From November 16, 2017 online newsfeed www.the74million.org
Early Education Is a Game Changer: New Report Shows That Reaching Infants and Toddlers Reduces Special Education Placement, Leads to Soaring Graduation Rates
By KEVIN MAHNKEN | November 16, 2017
Photo: American Educational Research Association
Access to early-childhood education significantly reduces students’ chances of being placed in special education or held back in school and increases their prospects of graduating high school, according to new research published by the American Educational Research Association. The report synthesizes evidence of the lasting, long-term benefits of high-quality preschool programs, which have often been dismissed as transient.
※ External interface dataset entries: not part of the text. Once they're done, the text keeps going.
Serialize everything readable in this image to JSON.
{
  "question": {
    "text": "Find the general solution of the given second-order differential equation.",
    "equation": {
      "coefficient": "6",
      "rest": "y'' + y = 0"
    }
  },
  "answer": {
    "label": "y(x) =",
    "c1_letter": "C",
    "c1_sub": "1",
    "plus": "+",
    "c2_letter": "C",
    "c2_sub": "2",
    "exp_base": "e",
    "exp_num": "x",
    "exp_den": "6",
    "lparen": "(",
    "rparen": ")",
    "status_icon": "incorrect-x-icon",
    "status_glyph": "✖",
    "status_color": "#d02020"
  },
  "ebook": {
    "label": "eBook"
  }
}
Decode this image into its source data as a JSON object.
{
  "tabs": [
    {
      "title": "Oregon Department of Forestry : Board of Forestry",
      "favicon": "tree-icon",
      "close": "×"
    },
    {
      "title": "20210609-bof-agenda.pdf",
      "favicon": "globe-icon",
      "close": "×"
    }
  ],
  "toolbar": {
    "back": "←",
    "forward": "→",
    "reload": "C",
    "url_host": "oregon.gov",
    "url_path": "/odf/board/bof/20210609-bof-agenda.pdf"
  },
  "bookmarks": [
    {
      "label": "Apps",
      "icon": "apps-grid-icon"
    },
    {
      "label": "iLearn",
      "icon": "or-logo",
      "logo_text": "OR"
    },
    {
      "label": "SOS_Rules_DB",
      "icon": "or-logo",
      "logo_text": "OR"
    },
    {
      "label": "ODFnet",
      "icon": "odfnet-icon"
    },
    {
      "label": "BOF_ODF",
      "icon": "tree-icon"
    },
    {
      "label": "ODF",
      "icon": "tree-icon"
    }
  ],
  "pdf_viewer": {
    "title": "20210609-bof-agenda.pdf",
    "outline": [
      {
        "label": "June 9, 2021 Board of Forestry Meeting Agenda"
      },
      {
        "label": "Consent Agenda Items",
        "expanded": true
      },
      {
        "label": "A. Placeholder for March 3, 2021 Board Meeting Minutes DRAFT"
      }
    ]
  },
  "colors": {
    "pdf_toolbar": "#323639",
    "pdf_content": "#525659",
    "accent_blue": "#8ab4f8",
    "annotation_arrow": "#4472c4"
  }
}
Authors from Harvard, New York University, the University of California, the University of Washington, and the University of Wisconsin contributed to the brief, a meta-analysis of 22 experimental early-childhood-education studies conducted between 1960 and 2016. Although previous research reviews had focused on programs targeting 3- and 4-year-olds, the AERA brief examined services offered to children between birth and age 5.
The results were impressive:
- The programs reduced subsequent special education placement for participating students by 8.1 percentage points,
- reduced the chances of being held back by 8.3 percentage points, and
- boosted high school graduation by 11.4 percentage points.
Though high-quality preschool is generally thought to accelerate cognitive and language development in the near term, the researchers conclude that its effects can be detected as late as high school.
(Photo: American Educational Research Association)
“These results suggest that classroom-based ECE programs for children under five can lead to significant and substantial decreases in special education placement and grade retention and increases in high school graduation rates,” they write.
Tallying the financial blow of children’s academic struggles, the brief presents a case for greater public investment in early education.
- The estimated cost of placing a student in special education classes is roughly $8,000, and
- holding a student back a grade costs about $12,000, according to the report.
- Meanwhile, each of the 373,000 American high schoolers who drop out each year earn almost $700,000 less over the course of their careers than peers with diplomas.
Although providing excellent preschool programs to the millions of children currently without them is an expensive proposition, economists have recently argued that later-life payoffs — better health, lower rates of incarceration, and higher earnings for participants — justify the costs many times over.
In a study of two of the oldest and most famous preschool experiments, the Carolina Abecedarian Project and the Carolina Approach to Responsive Education, Nobel Prize–winning economist James Heckman estimated that the programs yielded $7.30 of benefit for each dollar spent.